- [Problem requirements] All of the records should come back exactly as written.

** Opening Input data block **

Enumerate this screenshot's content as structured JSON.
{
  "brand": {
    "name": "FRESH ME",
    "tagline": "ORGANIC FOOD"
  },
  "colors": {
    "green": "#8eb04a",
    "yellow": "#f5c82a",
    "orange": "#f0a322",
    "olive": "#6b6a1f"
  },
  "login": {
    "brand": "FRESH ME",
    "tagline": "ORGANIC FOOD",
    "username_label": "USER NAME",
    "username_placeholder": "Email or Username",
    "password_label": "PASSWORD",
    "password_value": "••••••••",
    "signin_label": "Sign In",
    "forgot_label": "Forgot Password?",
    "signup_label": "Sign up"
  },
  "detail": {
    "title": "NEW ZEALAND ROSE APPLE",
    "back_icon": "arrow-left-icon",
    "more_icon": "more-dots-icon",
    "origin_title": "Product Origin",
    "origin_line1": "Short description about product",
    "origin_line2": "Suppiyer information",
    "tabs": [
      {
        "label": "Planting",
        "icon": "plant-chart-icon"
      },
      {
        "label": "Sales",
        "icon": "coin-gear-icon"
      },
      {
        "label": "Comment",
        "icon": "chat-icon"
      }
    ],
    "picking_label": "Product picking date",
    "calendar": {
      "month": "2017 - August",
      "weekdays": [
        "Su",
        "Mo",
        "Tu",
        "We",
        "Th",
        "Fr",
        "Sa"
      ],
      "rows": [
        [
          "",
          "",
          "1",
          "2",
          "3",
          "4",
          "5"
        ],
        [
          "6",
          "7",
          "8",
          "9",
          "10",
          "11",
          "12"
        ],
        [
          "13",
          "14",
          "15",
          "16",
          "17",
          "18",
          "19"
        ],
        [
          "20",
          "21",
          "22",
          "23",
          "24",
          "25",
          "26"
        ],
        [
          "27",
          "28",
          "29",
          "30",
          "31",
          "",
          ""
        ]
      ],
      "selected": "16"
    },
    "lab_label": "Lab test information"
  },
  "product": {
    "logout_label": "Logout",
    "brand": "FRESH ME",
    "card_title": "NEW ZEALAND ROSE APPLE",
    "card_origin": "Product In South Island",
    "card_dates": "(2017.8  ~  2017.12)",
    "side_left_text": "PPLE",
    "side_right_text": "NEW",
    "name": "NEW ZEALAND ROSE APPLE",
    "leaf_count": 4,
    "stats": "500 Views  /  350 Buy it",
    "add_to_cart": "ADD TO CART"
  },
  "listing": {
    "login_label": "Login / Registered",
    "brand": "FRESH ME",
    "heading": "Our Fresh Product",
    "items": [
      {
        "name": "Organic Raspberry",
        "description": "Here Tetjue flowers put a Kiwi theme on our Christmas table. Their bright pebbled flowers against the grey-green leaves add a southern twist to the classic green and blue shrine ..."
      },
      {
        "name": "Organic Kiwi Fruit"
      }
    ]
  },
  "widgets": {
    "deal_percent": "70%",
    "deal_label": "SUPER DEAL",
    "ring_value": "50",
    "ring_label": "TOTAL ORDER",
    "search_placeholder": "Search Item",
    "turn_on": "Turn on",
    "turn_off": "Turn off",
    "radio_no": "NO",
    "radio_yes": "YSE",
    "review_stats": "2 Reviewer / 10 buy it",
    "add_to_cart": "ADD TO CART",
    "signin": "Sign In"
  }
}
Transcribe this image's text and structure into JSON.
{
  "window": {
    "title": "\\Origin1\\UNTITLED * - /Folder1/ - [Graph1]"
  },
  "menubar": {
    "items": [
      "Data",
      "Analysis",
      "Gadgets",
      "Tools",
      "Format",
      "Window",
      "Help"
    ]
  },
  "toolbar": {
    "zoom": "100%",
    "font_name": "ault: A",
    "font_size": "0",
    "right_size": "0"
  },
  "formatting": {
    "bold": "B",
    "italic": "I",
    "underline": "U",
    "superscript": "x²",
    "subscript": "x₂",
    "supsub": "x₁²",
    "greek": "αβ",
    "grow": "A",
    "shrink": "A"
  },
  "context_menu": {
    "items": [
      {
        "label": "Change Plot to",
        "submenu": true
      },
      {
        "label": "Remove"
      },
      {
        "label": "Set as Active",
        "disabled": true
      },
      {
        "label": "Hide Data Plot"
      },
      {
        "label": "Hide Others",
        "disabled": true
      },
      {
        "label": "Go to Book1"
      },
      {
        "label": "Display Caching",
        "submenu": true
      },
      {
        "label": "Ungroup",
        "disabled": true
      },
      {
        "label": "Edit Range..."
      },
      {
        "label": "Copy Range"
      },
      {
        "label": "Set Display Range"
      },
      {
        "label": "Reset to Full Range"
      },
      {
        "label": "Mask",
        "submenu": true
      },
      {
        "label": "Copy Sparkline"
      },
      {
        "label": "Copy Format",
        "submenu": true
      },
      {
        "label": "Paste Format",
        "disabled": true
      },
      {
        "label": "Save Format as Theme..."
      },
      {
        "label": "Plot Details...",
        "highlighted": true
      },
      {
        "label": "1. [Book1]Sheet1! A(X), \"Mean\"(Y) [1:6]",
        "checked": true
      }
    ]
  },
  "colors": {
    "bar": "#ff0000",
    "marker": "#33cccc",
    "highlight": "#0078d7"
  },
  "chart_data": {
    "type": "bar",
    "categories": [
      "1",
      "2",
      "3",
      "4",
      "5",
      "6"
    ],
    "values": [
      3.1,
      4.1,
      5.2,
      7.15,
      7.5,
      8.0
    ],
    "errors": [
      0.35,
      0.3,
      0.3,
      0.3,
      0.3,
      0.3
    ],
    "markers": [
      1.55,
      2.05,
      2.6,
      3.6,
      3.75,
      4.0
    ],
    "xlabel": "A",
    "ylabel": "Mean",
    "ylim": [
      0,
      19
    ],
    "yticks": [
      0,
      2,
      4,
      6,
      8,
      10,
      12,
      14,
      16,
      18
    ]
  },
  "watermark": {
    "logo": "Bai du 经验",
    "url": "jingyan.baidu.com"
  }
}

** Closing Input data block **

- [Task output]
Enumerate this screenshot's content as structured JSON.
{
  "brand": {
    "name": "FRESH ME",
    "tagline": "ORGANIC FOOD"
  },
  "colors": {
    "green": "#8eb04a",
    "yellow": "#f5c82a",
    "orange": "#f0a322",
    "olive": "#6b6a1f"
  },
  "login": {
    "brand": "FRESH ME",
    "tagline": "ORGANIC FOOD",
    "username_label": "USER NAME",
    "username_placeholder": "Email or Username",
    "password_label": "PASSWORD",
    "password_value": "••••••••",
    "signin_label": "Sign In",
    "forgot_label": "Forgot Password?",
    "signup_label": "Sign up"
  },
  "detail": {
    "title": "NEW ZEALAND ROSE APPLE",
    "back_icon": "arrow-left-icon",
    "more_icon": "more-dots-icon",
    "origin_title": "Product Origin",
    "origin_line1": "Short description about product",
    "origin_line2": "Suppiyer information",
    "tabs": [
      {
        "label": "Planting",
        "icon": "plant-chart-icon"
      },
      {
        "label": "Sales",
        "icon": "coin-gear-icon"
      },
      {
        "label": "Comment",
        "icon": "chat-icon"
      }
    ],
    "picking_label": "Product picking date",
    "calendar": {
      "month": "2017 - August",
      "weekdays": [
        "Su",
        "Mo",
        "Tu",
        "We",
        "Th",
        "Fr",
        "Sa"
      ],
      "rows": [
        [
          "",
          "",
          "1",
          "2",
          "3",
          "4",
          "5"
        ],
        [
          "6",
          "7",
          "8",
          "9",
          "10",
          "11",
          "12"
        ],
        [
          "13",
          "14",
          "15",
          "16",
          "17",
          "18",
          "19"
        ],
        [
          "20",
          "21",
          "22",
          "23",
          "24",
          "25",
          "26"
        ],
        [
          "27",
          "28",
          "29",
          "30",
          "31",
          "",
          ""
        ]
      ],
      "selected": "16"
    },
    "lab_label": "Lab test information"
  },
  "product": {
    "logout_label": "Logout",
    "brand": "FRESH ME",
    "card_title": "NEW ZEALAND ROSE APPLE",
    "card_origin": "Product In South Island",
    "card_dates": "(2017.8  ~  2017.12)",
    "side_left_text": "PPLE",
    "side_right_text": "NEW",
    "name": "NEW ZEALAND ROSE APPLE",
    "leaf_count": 4,
    "stats": "500 Views  /  350 Buy it",
    "add_to_cart": "ADD TO CART"
  },
  "listing": {
    "login_label": "Login / Registered",
    "brand": "FRESH ME",
    "heading": "Our Fresh Product",
    "items": [
      {
        "name": "Organic Raspberry",
        "description": "Here Tetjue flowers put a Kiwi theme on our Christmas table. Their bright pebbled flowers against the grey-green leaves add a southern twist to the classic green and blue shrine ..."
      },
      {
        "name": "Organic Kiwi Fruit"
      }
    ]
  },
  "widgets": {
    "deal_percent": "70%",
    "deal_label": "SUPER DEAL",
    "ring_value": "50",
    "ring_label": "TOTAL ORDER",
    "search_placeholder": "Search Item",
    "turn_on": "Turn on",
    "turn_off": "Turn off",
    "radio_no": "NO",
    "radio_yes": "YSE",
    "review_stats": "2 Reviewer / 10 buy it",
    "add_to_cart": "ADD TO CART",
    "signin": "Sign In"
  }
}
Transcribe this image's text and structure into JSON.
{
  "window": {
    "title": "\\Origin1\\UNTITLED * - /Folder1/ - [Graph1]"
  },
  "menubar": {
    "items": [
      "Data",
      "Analysis",
      "Gadgets",
      "Tools",
      "Format",
      "Window",
      "Help"
    ]
  },
  "toolbar": {
    "zoom": "100%",
    "font_name": "ault: A",
    "font_size": "0",
    "right_size": "0"
  },
  "formatting": {
    "bold": "B",
    "italic": "I",
    "underline": "U",
    "superscript": "x²",
    "subscript": "x₂",
    "supsub": "x₁²",
    "greek": "αβ",
    "grow": "A",
    "shrink": "A"
  },
  "context_menu": {
    "items": [
      {
        "label": "Change Plot to",
        "submenu": true
      },
      {
        "label": "Remove"
      },
      {
        "label": "Set as Active",
        "disabled": true
      },
      {
        "label": "Hide Data Plot"
      },
      {
        "label": "Hide Others",
        "disabled": true
      },
      {
        "label": "Go to Book1"
      },
      {
        "label": "Display Caching",
        "submenu": true
      },
      {
        "label": "Ungroup",
        "disabled": true
      },
      {
        "label": "Edit Range..."
      },
      {
        "label": "Copy Range"
      },
      {
        "label": "Set Display Range"
      },
      {
        "label": "Reset to Full Range"
      },
      {
        "label": "Mask",
        "submenu": true
      },
      {
        "label": "Copy Sparkline"
      },
      {
        "label": "Copy Format",
        "submenu": true
      },
      {
        "label": "Paste Format",
        "disabled": true
      },
      {
        "label": "Save Format as Theme..."
      },
      {
        "label": "Plot Details...",
        "highlighted": true
      },
      {
        "label": "1. [Book1]Sheet1! A(X), \"Mean\"(Y) [1:6]",
        "checked": true
      }
    ]
  },
  "colors": {
    "bar": "#ff0000",
    "marker": "#33cccc",
    "highlight": "#0078d7"
  },
  "chart_data": {
    "type": "bar",
    "categories": [
      "1",
      "2",
      "3",
      "4",
      "5",
      "6"
    ],
    "values": [
      3.1,
      4.1,
      5.2,
      7.15,
      7.5,
      8.0
    ],
    "errors": [
      0.35,
      0.3,
      0.3,
      0.3,
      0.3,
      0.3
    ],
    "markers": [
      1.55,
      2.05,
      2.6,
      3.6,
      3.75,
      4.0
    ],
    "xlabel": "A",
    "ylabel": "Mean",
    "ylim": [
      0,
      19
    ],
    "yticks": [
      0,
      2,
      4,
      6,
      8,
      10,
      12,
      14,
      16,
      18
    ]
  },
  "watermark": {
    "logo": "Bai du 经验",
    "url": "jingyan.baidu.com"
  }
}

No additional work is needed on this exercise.